• [Provided information]
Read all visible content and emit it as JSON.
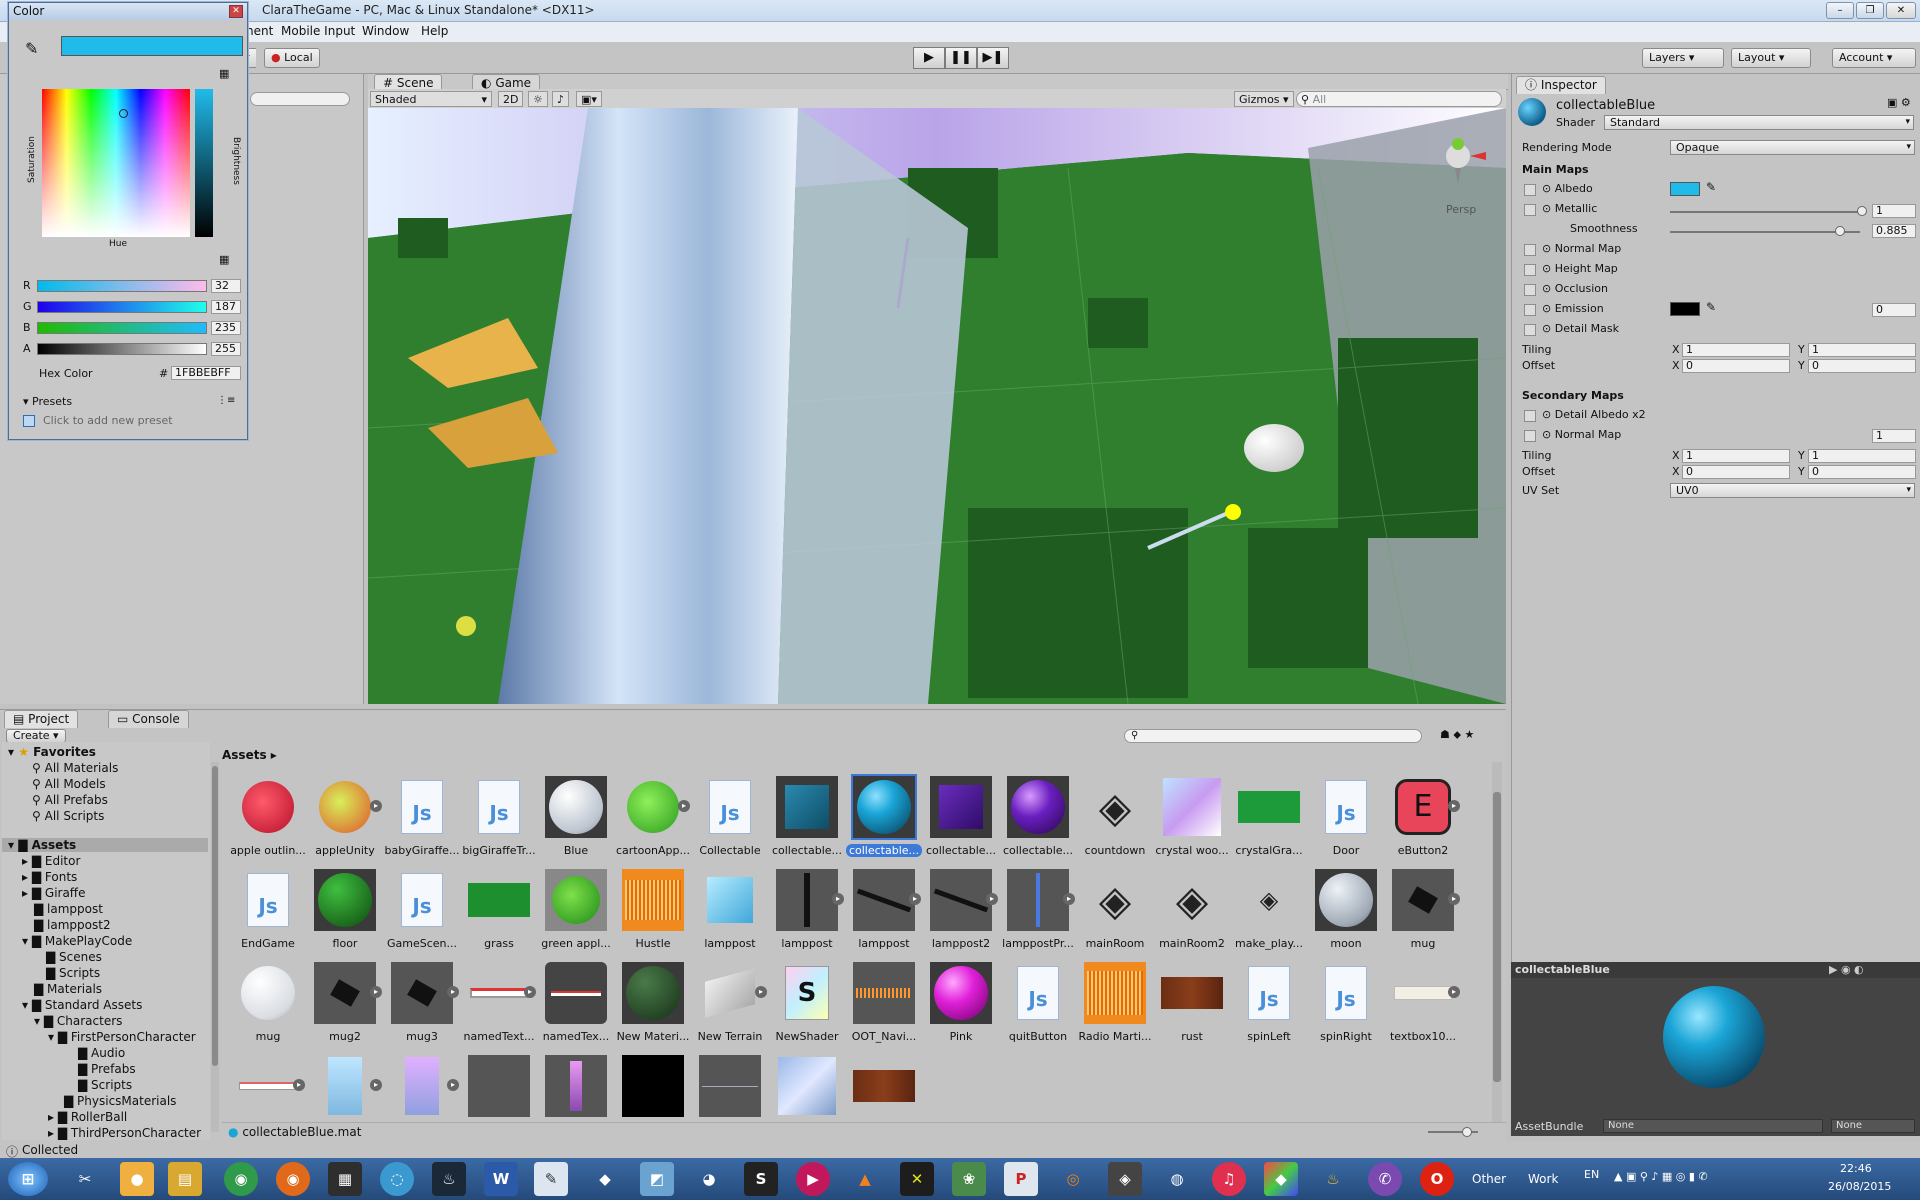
{
  "window": {
    "title": "ClaraTheGame - PC, Mac & Linux Standalone* <DX11>"
  },
  "menu": [
    "nent",
    "Mobile Input",
    "Window",
    "Help"
  ],
  "toolbar": {
    "pivot_suffix": "r",
    "local": "Local",
    "layers": "Layers",
    "layout": "Layout",
    "account": "Account"
  },
  "scene": {
    "tab_scene": "Scene",
    "tab_game": "Game",
    "shading": "Shaded",
    "mode2d": "2D",
    "gizmos": "Gizmos",
    "search_placeholder": "All",
    "persp": "Persp"
  },
  "inspector": {
    "tab": "Inspector",
    "object_name": "collectableBlue",
    "shader_label": "Shader",
    "shader_value": "Standard",
    "rendering_mode_label": "Rendering Mode",
    "rendering_mode_value": "Opaque",
    "main_maps": "Main Maps",
    "albedo": "Albedo",
    "albedo_color": "#20BBEB",
    "metallic": "Metallic",
    "metallic_value": "1",
    "smoothness": "Smoothness",
    "smoothness_value": "0.885",
    "normal_map": "Normal Map",
    "height_map": "Height Map",
    "occlusion": "Occlusion",
    "emission": "Emission",
    "emission_value": "0",
    "detail_mask": "Detail Mask",
    "tiling": "Tiling",
    "offset": "Offset",
    "x": "X",
    "y": "Y",
    "main_tiling_x": "1",
    "main_tiling_y": "1",
    "main_offset_x": "0",
    "main_offset_y": "0",
    "secondary_maps": "Secondary Maps",
    "detail_albedo": "Detail Albedo x2",
    "sec_normal_map": "Normal Map",
    "sec_normal_value": "1",
    "sec_tiling_x": "1",
    "sec_tiling_y": "1",
    "sec_offset_x": "0",
    "sec_offset_y": "0",
    "uv_set": "UV Set",
    "uv_set_value": "UV0"
  },
  "preview": {
    "title": "collectableBlue",
    "assetbundle": "AssetBundle",
    "ab_value": "None",
    "ab_variant": "None"
  },
  "colorpicker": {
    "title": "Color",
    "saturation": "Saturation",
    "brightness": "Brightness",
    "hue": "Hue",
    "r_label": "R",
    "r": "32",
    "g_label": "G",
    "g": "187",
    "b_label": "B",
    "b": "235",
    "a_label": "A",
    "a": "255",
    "hex_label": "Hex Color",
    "hex_hash": "#",
    "hex": "1FBBEBFF",
    "presets": "Presets",
    "add_preset": "Click to add new preset"
  },
  "project": {
    "tab_project": "Project",
    "tab_console": "Console",
    "create": "Create",
    "breadcrumb": "Assets",
    "favorites": "Favorites",
    "fav_items": [
      "All Materials",
      "All Models",
      "All Prefabs",
      "All Scripts"
    ],
    "assets_root": "Assets",
    "tree": [
      "Editor",
      "Fonts",
      "Giraffe",
      "lamppost",
      "lamppost2",
      "MakePlayCode",
      "Scenes",
      "Scripts",
      "Materials",
      "Standard Assets",
      "Characters",
      "FirstPersonCharacter",
      "Audio",
      "Prefabs",
      "Scripts",
      "PhysicsMaterials",
      "RollerBall",
      "ThirdPersonCharacter"
    ],
    "row1": [
      "apple outlin...",
      "appleUnity",
      "babyGiraffe...",
      "bigGiraffeTr...",
      "Blue",
      "cartoonApp...",
      "Collectable",
      "collectable...",
      "collectable...",
      "collectable...",
      "collectable...",
      "countdown",
      "crystal woo...",
      "crystalGra...",
      "Door",
      "eButton2"
    ],
    "row2": [
      "EndGame",
      "floor",
      "GameScen...",
      "grass",
      "green appl...",
      "Hustle",
      "lamppost",
      "lamppost",
      "lamppost",
      "lamppost2",
      "lamppostPr...",
      "mainRoom",
      "mainRoom2",
      "make_play...",
      "moon",
      "mug"
    ],
    "row3": [
      "mug",
      "mug2",
      "mug3",
      "namedText...",
      "namedTex...",
      "New Materi...",
      "New Terrain",
      "NewShader",
      "OOT_Navi...",
      "Pink",
      "quitButton",
      "Radio Marti...",
      "rust",
      "spinLeft",
      "spinRight",
      "textbox10..."
    ],
    "js_letters": "Js",
    "shader_letter": "S",
    "ebutton_letter": "E",
    "selected_path": "collectableBlue.mat"
  },
  "status": {
    "text": "Collected"
  },
  "taskbar": {
    "other": "Other",
    "work": "Work",
    "lang": "EN",
    "time": "22:46",
    "date": "26/08/2015"
  }
}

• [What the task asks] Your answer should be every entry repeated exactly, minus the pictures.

• [Answer to this task]
Read all visible content and emit it as JSON.
{
  "window": {
    "title": "ClaraTheGame - PC, Mac & Linux Standalone* <DX11>"
  },
  "menu": [
    "nent",
    "Mobile Input",
    "Window",
    "Help"
  ],
  "toolbar": {
    "pivot_suffix": "r",
    "local": "Local",
    "layers": "Layers",
    "layout": "Layout",
    "account": "Account"
  },
  "scene": {
    "tab_scene": "Scene",
    "tab_game": "Game",
    "shading": "Shaded",
    "mode2d": "2D",
    "gizmos": "Gizmos",
    "search_placeholder": "All",
    "persp": "Persp"
  },
  "inspector": {
    "tab": "Inspector",
    "object_name": "collectableBlue",
    "shader_label": "Shader",
    "shader_value": "Standard",
    "rendering_mode_label": "Rendering Mode",
    "rendering_mode_value": "Opaque",
    "main_maps": "Main Maps",
    "albedo": "Albedo",
    "albedo_color": "#20BBEB",
    "metallic": "Metallic",
    "metallic_value": "1",
    "smoothness": "Smoothness",
    "smoothness_value": "0.885",
    "normal_map": "Normal Map",
    "height_map": "Height Map",
    "occlusion": "Occlusion",
    "emission": "Emission",
    "emission_value": "0",
    "detail_mask": "Detail Mask",
    "tiling": "Tiling",
    "offset": "Offset",
    "x": "X",
    "y": "Y",
    "main_tiling_x": "1",
    "main_tiling_y": "1",
    "main_offset_x": "0",
    "main_offset_y": "0",
    "secondary_maps": "Secondary Maps",
    "detail_albedo": "Detail Albedo x2",
    "sec_normal_map": "Normal Map",
    "sec_normal_value": "1",
    "sec_tiling_x": "1",
    "sec_tiling_y": "1",
    "sec_offset_x": "0",
    "sec_offset_y": "0",
    "uv_set": "UV Set",
    "uv_set_value": "UV0"
  },
  "preview": {
    "title": "collectableBlue",
    "assetbundle": "AssetBundle",
    "ab_value": "None",
    "ab_variant": "None"
  },
  "colorpicker": {
    "title": "Color",
    "saturation": "Saturation",
    "brightness": "Brightness",
    "hue": "Hue",
    "r_label": "R",
    "r": "32",
    "g_label": "G",
    "g": "187",
    "b_label": "B",
    "b": "235",
    "a_label": "A",
    "a": "255",
    "hex_label": "Hex Color",
    "hex_hash": "#",
    "hex": "1FBBEBFF",
    "presets": "Presets",
    "add_preset": "Click to add new preset"
  },
  "project": {
    "tab_project": "Project",
    "tab_console": "Console",
    "create": "Create",
    "breadcrumb": "Assets",
    "favorites": "Favorites",
    "fav_items": [
      "All Materials",
      "All Models",
      "All Prefabs",
      "All Scripts"
    ],
    "assets_root": "Assets",
    "tree": [
      "Editor",
      "Fonts",
      "Giraffe",
      "lamppost",
      "lamppost2",
      "MakePlayCode",
      "Scenes",
      "Scripts",
      "Materials",
      "Standard Assets",
      "Characters",
      "FirstPersonCharacter",
      "Audio",
      "Prefabs",
      "Scripts",
      "PhysicsMaterials",
      "RollerBall",
      "ThirdPersonCharacter"
    ],
    "row1": [
      "apple outlin...",
      "appleUnity",
      "babyGiraffe...",
      "bigGiraffeTr...",
      "Blue",
      "cartoonApp...",
      "Collectable",
      "collectable...",
      "collectable...",
      "collectable...",
      "collectable...",
      "countdown",
      "crystal woo...",
      "crystalGra...",
      "Door",
      "eButton2"
    ],
    "row2": [
      "EndGame",
      "floor",
      "GameScen...",
      "grass",
      "green appl...",
      "Hustle",
      "lamppost",
      "lamppost",
      "lamppost",
      "lamppost2",
      "lamppostPr...",
      "mainRoom",
      "mainRoom2",
      "make_play...",
      "moon",
      "mug"
    ],
    "row3": [
      "mug",
      "mug2",
      "mug3",
      "namedText...",
      "namedTex...",
      "New Materi...",
      "New Terrain",
      "NewShader",
      "OOT_Navi...",
      "Pink",
      "quitButton",
      "Radio Marti...",
      "rust",
      "spinLeft",
      "spinRight",
      "textbox10..."
    ],
    "js_letters": "Js",
    "shader_letter": "S",
    "ebutton_letter": "E",
    "selected_path": "collectableBlue.mat"
  },
  "status": {
    "text": "Collected"
  },
  "taskbar": {
    "other": "Other",
    "work": "Work",
    "lang": "EN",
    "time": "22:46",
    "date": "26/08/2015"
  }
}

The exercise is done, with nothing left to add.